Currently, general-purpose chips only have the ability to achieve 70 out of 100 of the desired outcomes, while custom chips only score 60 out of 100. But with the maturity of deep learning and the continued advancement in chip manufacturing processes, AIPU is able to improve the computing power of hearing aids, making it possible to finally realize the sound processing of dynamic and complex environments through deep learning. This technology has the potential to greatly enhance the capabilities of hearing aids, providing users with a significantly improved sound experience and a better quality of life.
Algorithms will also play a preeminent role in the shift from specialized to general chips. Instead of starting with a custom chip and determining the functions it can support, companies using general chips can begin by identifying the features they want the hearing device to have, such as noise reduction and Bluetooth connectivity. For example, Orka’s approach to hearing aid development differs from the typical process which involves starting with a custom chip, such as ON Semiconductor’s EZAIRO series, and determining its supported functions. From there, they can develop the chips and parts that can support these features. When, in many cases, companies find shortcomings in existing solutions, general chips will give them the flexibility to develop algorithms to produce these features.
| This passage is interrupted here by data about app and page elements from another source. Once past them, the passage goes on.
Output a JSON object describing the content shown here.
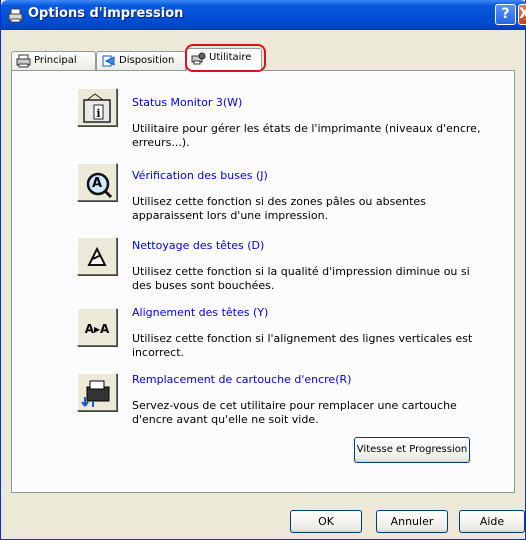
{
  "window": {
    "title": "Options d'impression",
    "help_button": "?",
    "close_button": "X"
  },
  "tabs": [
    {
      "label": "Principal"
    },
    {
      "label": "Disposition"
    },
    {
      "label": "Utilitaire"
    }
  ],
  "utilities": [
    {
      "title": "Status Monitor 3(W)",
      "description": "Utilitaire pour gérer les états de l'imprimante (niveaux d'encre, erreurs...).",
      "icon": "status-monitor-icon"
    },
    {
      "title": "Vérification des buses (J)",
      "description": "Utilisez cette fonction si des zones pâles ou absentes apparaissent lors d'une impression.",
      "icon": "nozzle-check-icon"
    },
    {
      "title": "Nettoyage des têtes (D)",
      "description": "Utilisez cette fonction si la qualité d'impression diminue ou si des buses sont bouchées.",
      "icon": "head-cleaning-icon"
    },
    {
      "title": "Alignement des têtes (Y)",
      "description": "Utilisez cette fonction si l'alignement des lignes verticales est incorrect.",
      "icon": "head-alignment-icon",
      "icon_text": "A▸A"
    },
    {
      "title": "Remplacement de cartouche d'encre(R)",
      "description": "Servez-vous de cet utilitaire pour remplacer une cartouche d'encre avant qu'elle ne soit vide.",
      "icon": "cartridge-replacement-icon"
    }
  ],
  "speed_button": "Vitesse et Progression",
  "buttons": {
    "ok": "OK",
    "cancel": "Annuler",
    "help": "Aide"
  }
}
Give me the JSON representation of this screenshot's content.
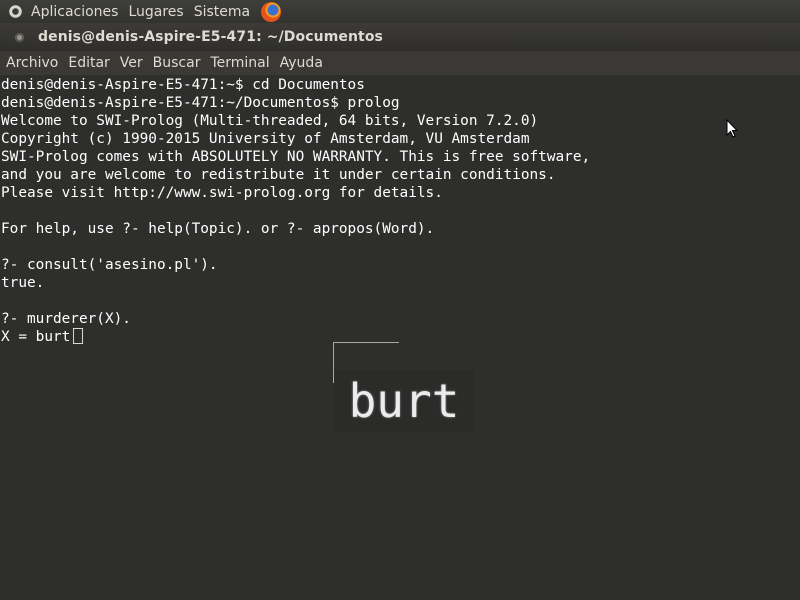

For companies using custom chips, they can simply use the pre-existing algorithms on the chip without much adjustment, as there is not much room for changing to more advanced features. This makes their development and production process relatively simple. However, specific, desired algorithms that advance hearing devices, such as noise reduction, cannot be deployed on a custom chip. This means by going the general chip route, manufacturers may have to write all the basic algorithms themselves, go through the process of debugging, validation, clinical testing, and more, but in the end it allows them complete control of all the necessary algorithms and integrates and optimizes unique features for a more sophisticated device. It also gives companies the confidence to continue combining software and hardware in unique ways that innovate beyond features that are already offered in hearing devices on the market.
Advancements of general chips in hearing health devices
General chips are all about optimizing the combination of software and hardware through unique and advanced algorithms that drive innovation in hearing health devices. Orka is currently working on a general chip hearing device that will launch in 2023 leveraging unique algorithms to improve processing and computation power along with connectivity capabilities.
While the hearing health industry is still working toward adoption of general chips, the device advancements in both processing and computation power, and unique AI features, show why general chips are the next innovative advancement in hearing device technology. Industry adoption may take time, but the use of general-purpose chips will certainly become more of a norm in the hearing care world. HR
Ben Sun is the CEO and co-founder of Orka, an innovative global hearing technology company born out of a passion and commitment to address hearing loss. Prior to Orka, Sun was a hardware engineer at Apple, where he participated in the hardware design, supply chain, and process control of micro-interactive products such as the first-generation Apple Pencil and butterfly keyboard.